(Element data from apps and pages)
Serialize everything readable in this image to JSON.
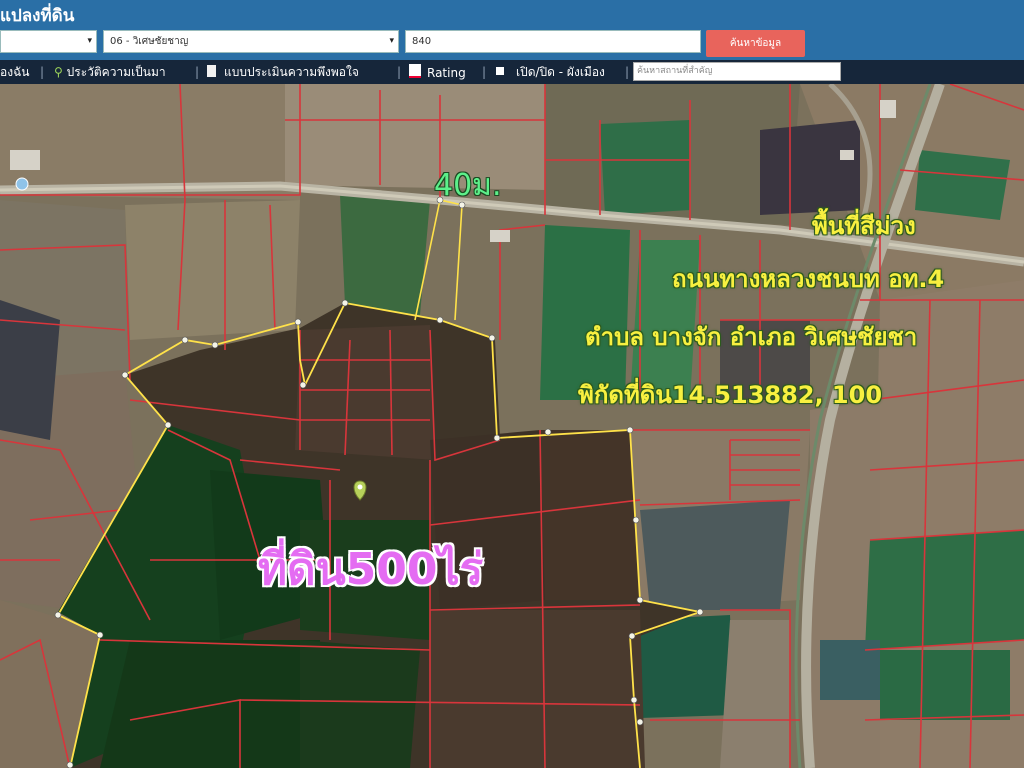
{
  "header": {
    "title": "แปลงที่ดิน",
    "district_select": "",
    "subdistrict_select": "06 - วิเศษชัยชาญ",
    "parcel_number": "840",
    "search_button": "ค้นหาข้อมูล"
  },
  "toolbar": {
    "items": [
      {
        "label": "องฉัน",
        "icon": "none"
      },
      {
        "label": "ประวัติความเป็นมา",
        "icon": "tree-icon"
      },
      {
        "label": "แบบประเมินความพึงพอใจ",
        "icon": "document-icon"
      },
      {
        "label": "Rating",
        "icon": "chart-icon"
      },
      {
        "label": "เปิด/ปิด - ผังเมือง",
        "icon": "square-icon"
      }
    ],
    "place_search_placeholder": "ค้นหาสถานที่สำคัญ"
  },
  "map": {
    "road_width_label": "40ม.",
    "land_label": "ที่ดิน500ไร่",
    "info_lines": [
      "พื้นที่สีม่วง",
      "ถนนทางหลวงชนบท อท.4",
      "ตำบล บางจัก อำเภอ วิเศษชัยชา",
      "พิกัดที่ดิน14.513882, 100"
    ],
    "colors": {
      "parcel_border": "#d8353b",
      "selection_border": "#ffe24a",
      "title_bar": "#2a6fa6",
      "toolbar": "#16263a",
      "search_button": "#e8645c"
    }
  }
}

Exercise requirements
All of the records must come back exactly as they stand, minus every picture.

Output of the task
Serialize everything readable in this image to JSON.
{
  "header": {
    "title": "แปลงที่ดิน",
    "district_select": "",
    "subdistrict_select": "06 - วิเศษชัยชาญ",
    "parcel_number": "840",
    "search_button": "ค้นหาข้อมูล"
  },
  "toolbar": {
    "items": [
      {
        "label": "องฉัน",
        "icon": "none"
      },
      {
        "label": "ประวัติความเป็นมา",
        "icon": "tree-icon"
      },
      {
        "label": "แบบประเมินความพึงพอใจ",
        "icon": "document-icon"
      },
      {
        "label": "Rating",
        "icon": "chart-icon"
      },
      {
        "label": "เปิด/ปิด - ผังเมือง",
        "icon": "square-icon"
      }
    ],
    "place_search_placeholder": "ค้นหาสถานที่สำคัญ"
  },
  "map": {
    "road_width_label": "40ม.",
    "land_label": "ที่ดิน500ไร่",
    "info_lines": [
      "พื้นที่สีม่วง",
      "ถนนทางหลวงชนบท อท.4",
      "ตำบล บางจัก อำเภอ วิเศษชัยชา",
      "พิกัดที่ดิน14.513882, 100"
    ],
    "colors": {
      "parcel_border": "#d8353b",
      "selection_border": "#ffe24a",
      "title_bar": "#2a6fa6",
      "toolbar": "#16263a",
      "search_button": "#e8645c"
    }
  }
}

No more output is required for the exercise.